◆ Problem
Scan the data below for lines holding the word "JSON", and copy each line found.

◆ Recorded data
◆ ◆ ◆

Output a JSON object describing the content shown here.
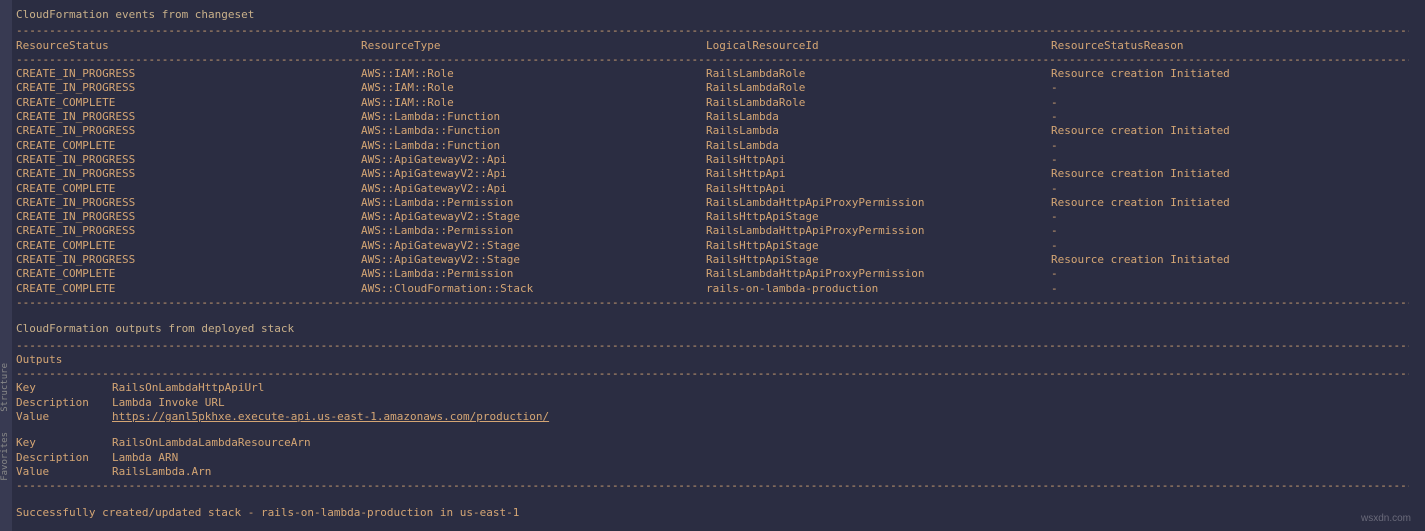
{
  "sidebar": {
    "structure": "Structure",
    "favorites": "Favorites"
  },
  "section1": {
    "title": "CloudFormation events from changeset"
  },
  "divider": "-------------------------------------------------------------------------------------------------------------------------------------------------------------------------------------------------------------------------------------------------------------",
  "headers": {
    "status": "ResourceStatus",
    "type": "ResourceType",
    "logical": "LogicalResourceId",
    "reason": "ResourceStatusReason"
  },
  "events": [
    {
      "status": "CREATE_IN_PROGRESS",
      "type": "AWS::IAM::Role",
      "logical": "RailsLambdaRole",
      "reason": "Resource creation Initiated"
    },
    {
      "status": "CREATE_IN_PROGRESS",
      "type": "AWS::IAM::Role",
      "logical": "RailsLambdaRole",
      "reason": "-"
    },
    {
      "status": "CREATE_COMPLETE",
      "type": "AWS::IAM::Role",
      "logical": "RailsLambdaRole",
      "reason": "-"
    },
    {
      "status": "CREATE_IN_PROGRESS",
      "type": "AWS::Lambda::Function",
      "logical": "RailsLambda",
      "reason": "-"
    },
    {
      "status": "CREATE_IN_PROGRESS",
      "type": "AWS::Lambda::Function",
      "logical": "RailsLambda",
      "reason": "Resource creation Initiated"
    },
    {
      "status": "CREATE_COMPLETE",
      "type": "AWS::Lambda::Function",
      "logical": "RailsLambda",
      "reason": "-"
    },
    {
      "status": "CREATE_IN_PROGRESS",
      "type": "AWS::ApiGatewayV2::Api",
      "logical": "RailsHttpApi",
      "reason": "-"
    },
    {
      "status": "CREATE_IN_PROGRESS",
      "type": "AWS::ApiGatewayV2::Api",
      "logical": "RailsHttpApi",
      "reason": "Resource creation Initiated"
    },
    {
      "status": "CREATE_COMPLETE",
      "type": "AWS::ApiGatewayV2::Api",
      "logical": "RailsHttpApi",
      "reason": "-"
    },
    {
      "status": "CREATE_IN_PROGRESS",
      "type": "AWS::Lambda::Permission",
      "logical": "RailsLambdaHttpApiProxyPermission",
      "reason": "Resource creation Initiated"
    },
    {
      "status": "CREATE_IN_PROGRESS",
      "type": "AWS::ApiGatewayV2::Stage",
      "logical": "RailsHttpApiStage",
      "reason": "-"
    },
    {
      "status": "CREATE_IN_PROGRESS",
      "type": "AWS::Lambda::Permission",
      "logical": "RailsLambdaHttpApiProxyPermission",
      "reason": "-"
    },
    {
      "status": "CREATE_COMPLETE",
      "type": "AWS::ApiGatewayV2::Stage",
      "logical": "RailsHttpApiStage",
      "reason": "-"
    },
    {
      "status": "CREATE_IN_PROGRESS",
      "type": "AWS::ApiGatewayV2::Stage",
      "logical": "RailsHttpApiStage",
      "reason": "Resource creation Initiated"
    },
    {
      "status": "CREATE_COMPLETE",
      "type": "AWS::Lambda::Permission",
      "logical": "RailsLambdaHttpApiProxyPermission",
      "reason": "-"
    },
    {
      "status": "CREATE_COMPLETE",
      "type": "AWS::CloudFormation::Stack",
      "logical": "rails-on-lambda-production",
      "reason": "-"
    }
  ],
  "section2": {
    "title": "CloudFormation outputs from deployed stack"
  },
  "outputsHeader": "Outputs",
  "labels": {
    "key": "Key",
    "description": "Description",
    "value": "Value"
  },
  "outputs": [
    {
      "key": "RailsOnLambdaHttpApiUrl",
      "description": "Lambda Invoke URL",
      "value": "https://ganl5pkhxe.execute-api.us-east-1.amazonaws.com/production/",
      "isLink": true
    },
    {
      "key": "RailsOnLambdaLambdaResourceArn",
      "description": "Lambda ARN",
      "value": "RailsLambda.Arn",
      "isLink": false
    }
  ],
  "successMsg": "Successfully created/updated stack - rails-on-lambda-production in us-east-1",
  "watermark": "wsxdn.com"
}
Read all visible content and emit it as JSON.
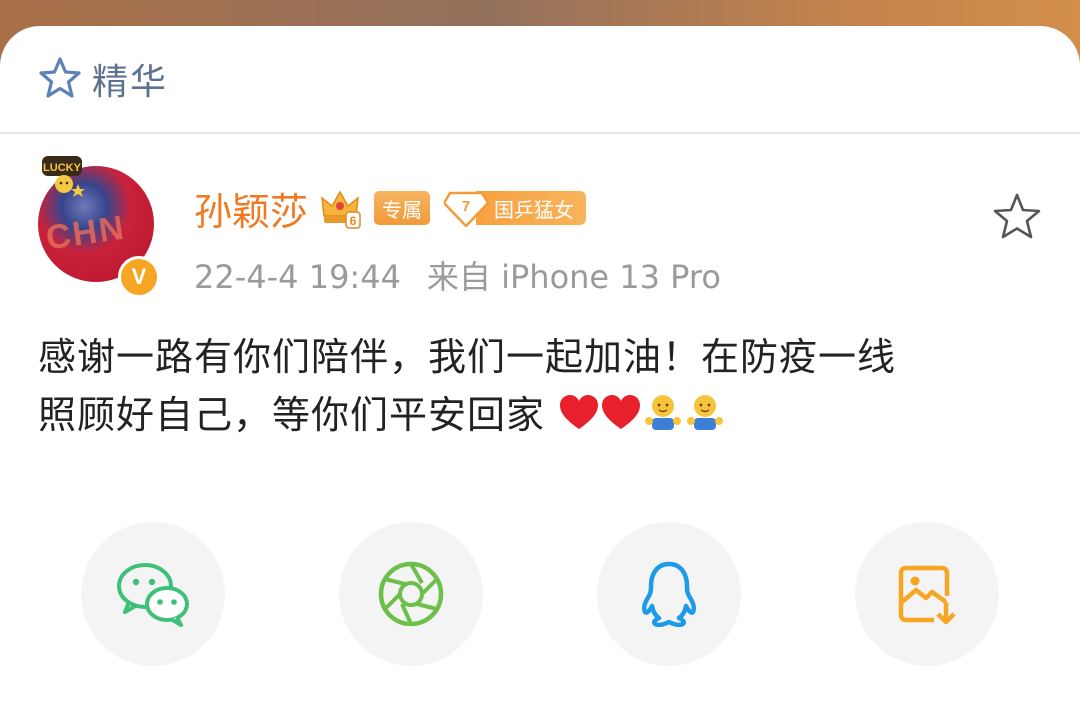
{
  "header": {
    "featured_label": "精华"
  },
  "post": {
    "user_name": "孙颖莎",
    "badge_exclusive": "专属",
    "fan_level": "7",
    "fan_badge_label": "国乒猛女",
    "avatar_text": "CHN",
    "lucky_text": "LUCKY",
    "verified_mark": "V",
    "crown_level": "6",
    "timestamp": "22-4-4 19:44",
    "source": "来自 iPhone 13 Pro",
    "text_line1": "感谢一路有你们陪伴，我们一起加油！在防疫一线",
    "text_line2": "照顾好自己，等你们平安回家"
  },
  "share": {
    "items": [
      "wechat-icon",
      "moments-icon",
      "qq-icon",
      "save-image-icon"
    ]
  },
  "colors": {
    "accent": "#f07a22",
    "featured_text": "#5d7191",
    "wechat": "#3fc07a",
    "moments": "#6cc04a",
    "qq": "#1e9be8",
    "save": "#f5a623"
  }
}
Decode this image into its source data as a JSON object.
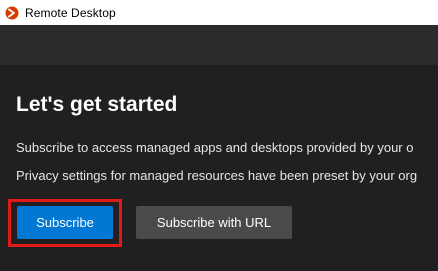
{
  "window": {
    "title": "Remote Desktop",
    "icon": "remote-desktop-icon"
  },
  "main": {
    "heading": "Let's get started",
    "line1": "Subscribe to access managed apps and desktops provided by your o",
    "line2": "Privacy settings for managed resources have been preset by your org"
  },
  "buttons": {
    "subscribe": "Subscribe",
    "subscribe_url": "Subscribe with URL"
  },
  "colors": {
    "accent": "#0078d4",
    "highlight": "#e01919",
    "background": "#202020"
  }
}
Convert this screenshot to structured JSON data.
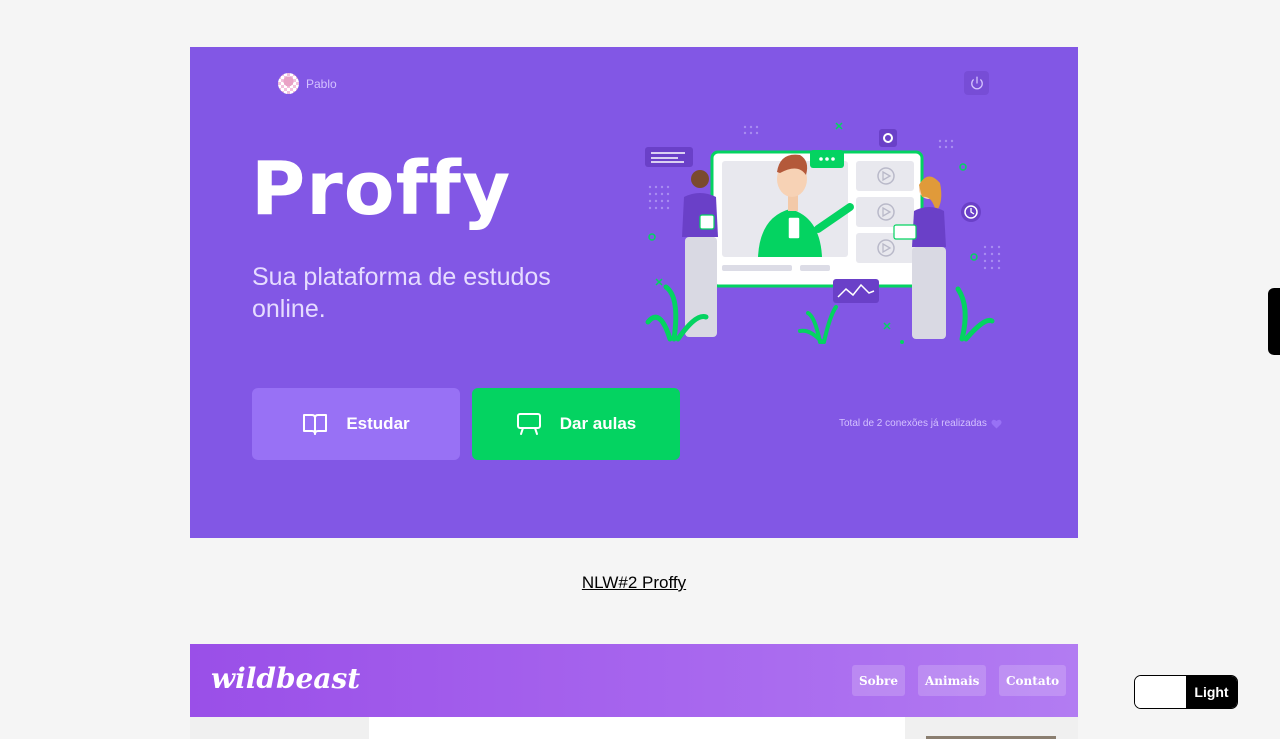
{
  "proffy": {
    "user_name": "Pablo",
    "brand": "Proffy",
    "tagline": "Sua plataforma de estudos online.",
    "study_label": "Estudar",
    "teach_label": "Dar aulas",
    "connections_text": "Total de 2 conexões já realizadas",
    "colors": {
      "background": "#8257e5",
      "study": "#9871f5",
      "teach": "#04d361"
    }
  },
  "project_link": "NLW#2 Proffy",
  "wildbeast": {
    "logo": "wildbeast",
    "nav": [
      "Sobre",
      "Animais",
      "Contato"
    ]
  },
  "theme_toggle": {
    "label": "Light"
  }
}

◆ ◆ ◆

◆ Solution for this problem
Output a JSON object describing the content shown here.
Read all visible content and emit it as JSON.
Decode this image into its source data as a JSON object.
Convert this screenshot to structured JSON data.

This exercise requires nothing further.